### TASK DETAILS:
Write out the complete data exactly as written.

(SOURCE DATA Opens)

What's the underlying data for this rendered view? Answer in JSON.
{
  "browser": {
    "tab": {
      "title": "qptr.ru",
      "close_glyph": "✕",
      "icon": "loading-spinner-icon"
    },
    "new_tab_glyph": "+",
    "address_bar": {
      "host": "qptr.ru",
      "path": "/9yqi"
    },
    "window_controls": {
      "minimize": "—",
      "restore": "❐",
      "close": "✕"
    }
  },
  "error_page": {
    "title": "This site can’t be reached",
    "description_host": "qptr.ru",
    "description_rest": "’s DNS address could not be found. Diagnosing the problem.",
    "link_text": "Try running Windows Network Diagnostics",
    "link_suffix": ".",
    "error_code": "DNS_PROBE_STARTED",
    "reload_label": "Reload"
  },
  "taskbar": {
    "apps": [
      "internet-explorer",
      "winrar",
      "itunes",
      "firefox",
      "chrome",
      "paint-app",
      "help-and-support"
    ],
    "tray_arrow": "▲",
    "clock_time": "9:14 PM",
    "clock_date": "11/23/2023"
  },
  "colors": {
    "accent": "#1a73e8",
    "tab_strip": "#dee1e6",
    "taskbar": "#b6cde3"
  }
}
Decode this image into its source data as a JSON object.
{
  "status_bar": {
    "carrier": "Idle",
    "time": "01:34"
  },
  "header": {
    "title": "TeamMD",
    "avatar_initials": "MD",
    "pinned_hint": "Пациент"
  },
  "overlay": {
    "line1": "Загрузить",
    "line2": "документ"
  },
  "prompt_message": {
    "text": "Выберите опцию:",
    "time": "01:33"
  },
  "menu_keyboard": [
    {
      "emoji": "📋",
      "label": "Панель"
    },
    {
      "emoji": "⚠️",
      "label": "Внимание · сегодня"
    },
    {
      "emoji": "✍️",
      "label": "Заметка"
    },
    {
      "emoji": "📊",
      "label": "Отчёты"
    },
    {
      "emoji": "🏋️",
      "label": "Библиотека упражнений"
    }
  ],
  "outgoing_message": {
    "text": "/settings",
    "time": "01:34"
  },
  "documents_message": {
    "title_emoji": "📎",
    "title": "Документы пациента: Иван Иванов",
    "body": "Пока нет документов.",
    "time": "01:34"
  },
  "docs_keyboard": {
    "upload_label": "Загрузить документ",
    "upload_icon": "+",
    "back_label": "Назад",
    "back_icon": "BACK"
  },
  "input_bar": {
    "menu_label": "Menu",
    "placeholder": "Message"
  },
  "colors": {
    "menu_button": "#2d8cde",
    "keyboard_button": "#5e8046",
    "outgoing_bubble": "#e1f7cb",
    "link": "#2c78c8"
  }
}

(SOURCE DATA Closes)

### RESPONSE TO THIS TASK:
What's the underlying data for this rendered view? Answer in JSON.
{
  "browser": {
    "tab": {
      "title": "qptr.ru",
      "close_glyph": "✕",
      "icon": "loading-spinner-icon"
    },
    "new_tab_glyph": "+",
    "address_bar": {
      "host": "qptr.ru",
      "path": "/9yqi"
    },
    "window_controls": {
      "minimize": "—",
      "restore": "❐",
      "close": "✕"
    }
  },
  "error_page": {
    "title": "This site can’t be reached",
    "description_host": "qptr.ru",
    "description_rest": "’s DNS address could not be found. Diagnosing the problem.",
    "link_text": "Try running Windows Network Diagnostics",
    "link_suffix": ".",
    "error_code": "DNS_PROBE_STARTED",
    "reload_label": "Reload"
  },
  "taskbar": {
    "apps": [
      "internet-explorer",
      "winrar",
      "itunes",
      "firefox",
      "chrome",
      "paint-app",
      "help-and-support"
    ],
    "tray_arrow": "▲",
    "clock_time": "9:14 PM",
    "clock_date": "11/23/2023"
  },
  "colors": {
    "accent": "#1a73e8",
    "tab_strip": "#dee1e6",
    "taskbar": "#b6cde3"
  }
}
Decode this image into its source data as a JSON object.
{
  "status_bar": {
    "carrier": "Idle",
    "time": "01:34"
  },
  "header": {
    "title": "TeamMD",
    "avatar_initials": "MD",
    "pinned_hint": "Пациент"
  },
  "overlay": {
    "line1": "Загрузить",
    "line2": "документ"
  },
  "prompt_message": {
    "text": "Выберите опцию:",
    "time": "01:33"
  },
  "menu_keyboard": [
    {
      "emoji": "📋",
      "label": "Панель"
    },
    {
      "emoji": "⚠️",
      "label": "Внимание · сегодня"
    },
    {
      "emoji": "✍️",
      "label": "Заметка"
    },
    {
      "emoji": "📊",
      "label": "Отчёты"
    },
    {
      "emoji": "🏋️",
      "label": "Библиотека упражнений"
    }
  ],
  "outgoing_message": {
    "text": "/settings",
    "time": "01:34"
  },
  "documents_message": {
    "title_emoji": "📎",
    "title": "Документы пациента: Иван Иванов",
    "body": "Пока нет документов.",
    "time": "01:34"
  },
  "docs_keyboard": {
    "upload_label": "Загрузить документ",
    "upload_icon": "+",
    "back_label": "Назад",
    "back_icon": "BACK"
  },
  "input_bar": {
    "menu_label": "Menu",
    "placeholder": "Message"
  },
  "colors": {
    "menu_button": "#2d8cde",
    "keyboard_button": "#5e8046",
    "outgoing_bubble": "#e1f7cb",
    "link": "#2c78c8"
  }
}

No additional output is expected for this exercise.